Task to carry out – The result should be every line in the data below that carries the string "this".

Material to process –
—————

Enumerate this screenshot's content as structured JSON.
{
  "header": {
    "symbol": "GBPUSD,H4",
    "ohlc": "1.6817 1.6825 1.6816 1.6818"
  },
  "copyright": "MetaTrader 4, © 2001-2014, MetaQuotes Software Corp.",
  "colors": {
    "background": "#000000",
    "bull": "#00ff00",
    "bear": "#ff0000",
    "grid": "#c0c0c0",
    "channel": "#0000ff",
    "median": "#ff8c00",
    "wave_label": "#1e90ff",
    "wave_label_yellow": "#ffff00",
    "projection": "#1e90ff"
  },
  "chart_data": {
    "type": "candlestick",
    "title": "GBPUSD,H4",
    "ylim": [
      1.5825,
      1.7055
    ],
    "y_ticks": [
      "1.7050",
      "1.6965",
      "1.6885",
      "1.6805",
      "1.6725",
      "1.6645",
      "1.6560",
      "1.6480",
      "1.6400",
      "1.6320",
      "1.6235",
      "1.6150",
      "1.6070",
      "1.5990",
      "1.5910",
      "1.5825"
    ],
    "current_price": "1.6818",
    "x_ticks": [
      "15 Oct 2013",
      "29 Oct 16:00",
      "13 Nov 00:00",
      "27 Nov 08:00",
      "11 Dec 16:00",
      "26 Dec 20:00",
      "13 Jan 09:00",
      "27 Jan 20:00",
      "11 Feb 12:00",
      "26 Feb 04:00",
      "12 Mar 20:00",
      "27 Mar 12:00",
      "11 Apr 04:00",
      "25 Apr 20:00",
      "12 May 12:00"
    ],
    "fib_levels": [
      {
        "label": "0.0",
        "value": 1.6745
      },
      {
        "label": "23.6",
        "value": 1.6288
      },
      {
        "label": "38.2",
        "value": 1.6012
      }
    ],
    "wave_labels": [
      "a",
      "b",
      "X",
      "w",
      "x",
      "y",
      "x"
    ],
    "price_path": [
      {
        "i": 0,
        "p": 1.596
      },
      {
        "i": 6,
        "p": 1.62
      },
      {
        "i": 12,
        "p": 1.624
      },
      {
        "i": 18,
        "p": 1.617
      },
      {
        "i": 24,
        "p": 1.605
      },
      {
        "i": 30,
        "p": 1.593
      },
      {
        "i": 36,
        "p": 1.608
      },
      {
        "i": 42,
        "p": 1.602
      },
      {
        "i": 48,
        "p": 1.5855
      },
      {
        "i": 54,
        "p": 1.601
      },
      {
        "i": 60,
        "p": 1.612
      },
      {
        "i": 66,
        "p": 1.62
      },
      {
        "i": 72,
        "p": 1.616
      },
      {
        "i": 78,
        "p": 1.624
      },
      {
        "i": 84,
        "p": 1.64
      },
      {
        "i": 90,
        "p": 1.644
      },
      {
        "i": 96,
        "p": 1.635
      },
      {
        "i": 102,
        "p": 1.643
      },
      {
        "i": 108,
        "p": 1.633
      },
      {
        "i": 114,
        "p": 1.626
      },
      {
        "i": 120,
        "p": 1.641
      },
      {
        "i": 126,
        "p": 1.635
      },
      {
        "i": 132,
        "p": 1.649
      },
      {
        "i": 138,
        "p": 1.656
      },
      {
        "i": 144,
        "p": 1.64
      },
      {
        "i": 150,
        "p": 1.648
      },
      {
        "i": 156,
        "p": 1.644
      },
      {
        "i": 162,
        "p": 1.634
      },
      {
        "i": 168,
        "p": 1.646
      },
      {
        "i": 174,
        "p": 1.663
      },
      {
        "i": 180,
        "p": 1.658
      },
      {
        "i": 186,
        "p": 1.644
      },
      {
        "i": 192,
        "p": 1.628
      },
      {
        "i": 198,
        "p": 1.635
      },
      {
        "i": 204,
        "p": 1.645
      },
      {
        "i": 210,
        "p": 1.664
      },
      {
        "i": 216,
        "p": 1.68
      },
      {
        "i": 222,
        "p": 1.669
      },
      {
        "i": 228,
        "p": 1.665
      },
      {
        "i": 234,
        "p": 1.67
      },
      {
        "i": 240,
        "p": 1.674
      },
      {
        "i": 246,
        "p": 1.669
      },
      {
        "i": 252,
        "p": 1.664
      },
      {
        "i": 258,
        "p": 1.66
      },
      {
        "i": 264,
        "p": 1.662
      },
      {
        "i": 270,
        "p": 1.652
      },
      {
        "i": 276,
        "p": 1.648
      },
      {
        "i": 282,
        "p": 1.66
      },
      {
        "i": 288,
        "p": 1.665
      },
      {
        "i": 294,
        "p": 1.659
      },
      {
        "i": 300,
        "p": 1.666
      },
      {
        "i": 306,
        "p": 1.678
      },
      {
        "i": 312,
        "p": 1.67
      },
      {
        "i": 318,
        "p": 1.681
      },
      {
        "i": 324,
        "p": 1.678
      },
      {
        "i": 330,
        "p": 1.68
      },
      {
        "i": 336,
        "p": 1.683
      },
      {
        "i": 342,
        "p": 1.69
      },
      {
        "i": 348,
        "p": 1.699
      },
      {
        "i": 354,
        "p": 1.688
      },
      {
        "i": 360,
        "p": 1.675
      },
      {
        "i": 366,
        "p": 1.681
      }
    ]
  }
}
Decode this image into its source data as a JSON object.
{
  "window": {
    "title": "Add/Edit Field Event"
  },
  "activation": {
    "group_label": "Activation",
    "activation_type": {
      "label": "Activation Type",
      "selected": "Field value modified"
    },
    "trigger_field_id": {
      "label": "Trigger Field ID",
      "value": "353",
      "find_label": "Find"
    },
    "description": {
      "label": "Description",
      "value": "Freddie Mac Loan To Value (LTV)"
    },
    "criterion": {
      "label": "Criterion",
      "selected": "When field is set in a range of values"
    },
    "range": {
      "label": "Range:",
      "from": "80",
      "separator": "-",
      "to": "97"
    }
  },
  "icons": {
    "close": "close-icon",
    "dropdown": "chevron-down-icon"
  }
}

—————

Task result –
Enumerate this screenshot's content as structured JSON.
Decode this image into its source data as a JSON object.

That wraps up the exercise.